Ok, I'ma call it.
There's no way to get more than 4 of every colour. Also, there is no simple way to prove this.
This is the most efficient way to do it:
There's room for all kinds of shenanigans: You can add
* a white queen to e1 or a2
* a red queen to g2 or h7, and
* a black queen to e7, or
* any queen to g7, if you move a1 to a2 first
Annoyingly, adding any two colours always excludes every option of adding the third colour, no matter how much you shuffle the pieces around.
This way you can get
any two colours to 5, but not all. Also, you could get white to 5 (e1) and red to 6 (g2, g7), but black still stays at 4, so you get a 4-5-6 solution.
In addition to all that:

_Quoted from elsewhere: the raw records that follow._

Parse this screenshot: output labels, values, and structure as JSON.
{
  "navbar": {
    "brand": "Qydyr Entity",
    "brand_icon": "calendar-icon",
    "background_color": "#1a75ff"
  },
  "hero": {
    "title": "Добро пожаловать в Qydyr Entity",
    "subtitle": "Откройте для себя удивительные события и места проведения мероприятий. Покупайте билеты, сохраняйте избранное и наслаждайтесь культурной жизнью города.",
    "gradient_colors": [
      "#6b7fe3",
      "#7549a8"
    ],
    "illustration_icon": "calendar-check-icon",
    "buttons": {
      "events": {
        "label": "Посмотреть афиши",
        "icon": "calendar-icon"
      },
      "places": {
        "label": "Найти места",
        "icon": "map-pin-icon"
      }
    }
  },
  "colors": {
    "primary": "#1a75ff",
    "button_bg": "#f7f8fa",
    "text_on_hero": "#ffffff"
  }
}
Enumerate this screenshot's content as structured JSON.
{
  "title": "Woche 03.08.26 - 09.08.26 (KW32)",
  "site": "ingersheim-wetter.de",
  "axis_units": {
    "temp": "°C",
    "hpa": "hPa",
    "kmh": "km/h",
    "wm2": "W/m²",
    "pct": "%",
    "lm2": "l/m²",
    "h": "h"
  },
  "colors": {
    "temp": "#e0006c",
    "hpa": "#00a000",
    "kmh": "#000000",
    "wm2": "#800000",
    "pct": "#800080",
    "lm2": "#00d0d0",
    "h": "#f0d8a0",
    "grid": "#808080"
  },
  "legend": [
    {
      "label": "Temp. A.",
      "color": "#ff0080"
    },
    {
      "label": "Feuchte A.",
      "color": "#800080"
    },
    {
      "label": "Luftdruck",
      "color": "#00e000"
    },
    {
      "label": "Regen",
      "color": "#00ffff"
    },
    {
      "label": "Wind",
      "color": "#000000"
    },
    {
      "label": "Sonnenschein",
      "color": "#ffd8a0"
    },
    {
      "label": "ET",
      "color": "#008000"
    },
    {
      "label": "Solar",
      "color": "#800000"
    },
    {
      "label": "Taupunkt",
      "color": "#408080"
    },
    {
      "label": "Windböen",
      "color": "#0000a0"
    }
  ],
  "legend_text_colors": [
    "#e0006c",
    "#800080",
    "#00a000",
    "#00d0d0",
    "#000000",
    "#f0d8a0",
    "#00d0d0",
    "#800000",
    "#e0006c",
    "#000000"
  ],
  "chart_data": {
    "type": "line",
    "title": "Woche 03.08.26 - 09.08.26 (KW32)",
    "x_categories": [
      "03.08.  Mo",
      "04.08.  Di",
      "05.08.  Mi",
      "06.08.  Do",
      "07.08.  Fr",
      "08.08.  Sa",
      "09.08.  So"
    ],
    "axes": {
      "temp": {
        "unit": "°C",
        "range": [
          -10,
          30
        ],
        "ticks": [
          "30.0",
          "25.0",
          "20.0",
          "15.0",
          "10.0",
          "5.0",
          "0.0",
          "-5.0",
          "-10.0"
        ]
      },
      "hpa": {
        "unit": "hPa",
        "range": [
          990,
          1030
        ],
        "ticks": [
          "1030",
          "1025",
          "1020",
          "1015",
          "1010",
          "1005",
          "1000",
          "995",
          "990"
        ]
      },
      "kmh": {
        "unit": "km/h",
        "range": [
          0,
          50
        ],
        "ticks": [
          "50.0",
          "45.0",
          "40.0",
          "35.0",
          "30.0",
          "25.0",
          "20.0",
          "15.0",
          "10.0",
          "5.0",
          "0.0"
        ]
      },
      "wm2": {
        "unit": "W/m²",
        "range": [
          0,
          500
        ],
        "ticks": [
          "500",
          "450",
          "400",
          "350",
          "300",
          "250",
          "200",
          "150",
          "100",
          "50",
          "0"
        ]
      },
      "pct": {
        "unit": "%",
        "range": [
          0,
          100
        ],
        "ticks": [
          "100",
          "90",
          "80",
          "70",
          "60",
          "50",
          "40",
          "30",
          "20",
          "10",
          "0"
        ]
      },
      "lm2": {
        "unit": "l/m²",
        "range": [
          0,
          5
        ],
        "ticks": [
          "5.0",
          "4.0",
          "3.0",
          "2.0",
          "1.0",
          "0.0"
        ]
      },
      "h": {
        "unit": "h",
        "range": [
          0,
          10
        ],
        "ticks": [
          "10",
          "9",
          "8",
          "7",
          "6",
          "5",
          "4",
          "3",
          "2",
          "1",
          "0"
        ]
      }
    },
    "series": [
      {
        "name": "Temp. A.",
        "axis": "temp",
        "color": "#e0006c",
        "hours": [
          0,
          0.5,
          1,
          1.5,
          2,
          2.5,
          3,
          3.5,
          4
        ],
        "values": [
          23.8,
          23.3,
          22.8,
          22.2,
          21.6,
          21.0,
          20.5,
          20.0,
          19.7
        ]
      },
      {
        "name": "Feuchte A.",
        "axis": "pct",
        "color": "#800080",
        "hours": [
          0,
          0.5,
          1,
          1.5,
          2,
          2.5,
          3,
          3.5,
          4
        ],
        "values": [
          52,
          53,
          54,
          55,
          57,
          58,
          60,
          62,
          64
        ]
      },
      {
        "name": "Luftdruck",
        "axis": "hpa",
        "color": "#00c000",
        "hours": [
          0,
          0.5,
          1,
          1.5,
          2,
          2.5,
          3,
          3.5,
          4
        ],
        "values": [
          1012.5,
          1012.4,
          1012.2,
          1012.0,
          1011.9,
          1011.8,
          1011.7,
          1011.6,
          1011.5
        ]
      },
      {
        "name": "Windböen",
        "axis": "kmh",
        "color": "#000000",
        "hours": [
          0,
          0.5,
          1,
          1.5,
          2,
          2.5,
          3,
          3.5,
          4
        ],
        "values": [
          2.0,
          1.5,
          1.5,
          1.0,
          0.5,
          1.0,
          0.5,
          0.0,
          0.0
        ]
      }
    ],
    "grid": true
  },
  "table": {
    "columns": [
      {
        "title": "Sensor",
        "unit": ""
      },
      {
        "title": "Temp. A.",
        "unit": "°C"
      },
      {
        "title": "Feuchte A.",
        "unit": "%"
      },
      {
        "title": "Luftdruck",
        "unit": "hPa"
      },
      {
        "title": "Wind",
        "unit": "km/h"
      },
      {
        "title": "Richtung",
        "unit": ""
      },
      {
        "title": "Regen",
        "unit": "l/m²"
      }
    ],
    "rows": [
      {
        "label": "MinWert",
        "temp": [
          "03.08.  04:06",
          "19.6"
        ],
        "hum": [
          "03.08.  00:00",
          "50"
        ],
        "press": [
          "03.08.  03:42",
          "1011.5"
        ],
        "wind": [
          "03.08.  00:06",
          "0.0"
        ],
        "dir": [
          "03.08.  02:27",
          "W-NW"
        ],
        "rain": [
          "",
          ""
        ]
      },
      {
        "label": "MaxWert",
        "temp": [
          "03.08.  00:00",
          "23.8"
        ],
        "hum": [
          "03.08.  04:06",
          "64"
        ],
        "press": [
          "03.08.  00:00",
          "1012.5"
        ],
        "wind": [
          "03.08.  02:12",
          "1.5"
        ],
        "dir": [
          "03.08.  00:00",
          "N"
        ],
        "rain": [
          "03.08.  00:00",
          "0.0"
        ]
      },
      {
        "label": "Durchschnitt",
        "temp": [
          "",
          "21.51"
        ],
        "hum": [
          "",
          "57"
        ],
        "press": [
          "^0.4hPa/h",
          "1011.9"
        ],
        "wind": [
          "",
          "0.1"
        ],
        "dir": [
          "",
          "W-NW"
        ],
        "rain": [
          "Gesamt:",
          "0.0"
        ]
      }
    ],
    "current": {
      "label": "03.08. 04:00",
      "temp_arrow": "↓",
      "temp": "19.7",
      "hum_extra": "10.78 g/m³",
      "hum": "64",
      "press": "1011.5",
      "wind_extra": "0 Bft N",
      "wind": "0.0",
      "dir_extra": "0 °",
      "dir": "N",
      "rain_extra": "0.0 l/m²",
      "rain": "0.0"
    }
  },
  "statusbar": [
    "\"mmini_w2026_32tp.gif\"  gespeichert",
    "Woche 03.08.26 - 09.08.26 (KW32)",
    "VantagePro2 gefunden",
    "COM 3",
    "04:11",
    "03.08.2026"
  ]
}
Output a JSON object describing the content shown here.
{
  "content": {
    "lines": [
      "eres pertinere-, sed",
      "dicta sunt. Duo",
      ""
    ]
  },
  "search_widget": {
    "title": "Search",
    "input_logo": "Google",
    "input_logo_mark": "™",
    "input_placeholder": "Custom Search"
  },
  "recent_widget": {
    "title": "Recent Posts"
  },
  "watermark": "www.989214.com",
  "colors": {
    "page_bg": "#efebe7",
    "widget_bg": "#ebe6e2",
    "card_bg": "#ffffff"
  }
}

There's so much wiggle room in the above diagram, and you can get so very very close to a 5-5-5, that any simple impossibility proof (like "there aren't enough diagonals on the chess board") is not going to work.
This all is a result of feeding this problem into a highly sophisticated self learning neural network *, making it start from random (and later self-selected) positions, where every improvement path always led to this position, or one of its descendants, showing that this position is at least a local optimum.
Now all that is needed is
a) a brute force solution proving that this is indeed the optimum, or
b) a 5-5-5 solution, or a simple proof of its impossibility.
If anyone can provide case b, I'll happily buy that person a beer, after a solid stint of banging my head against a wall.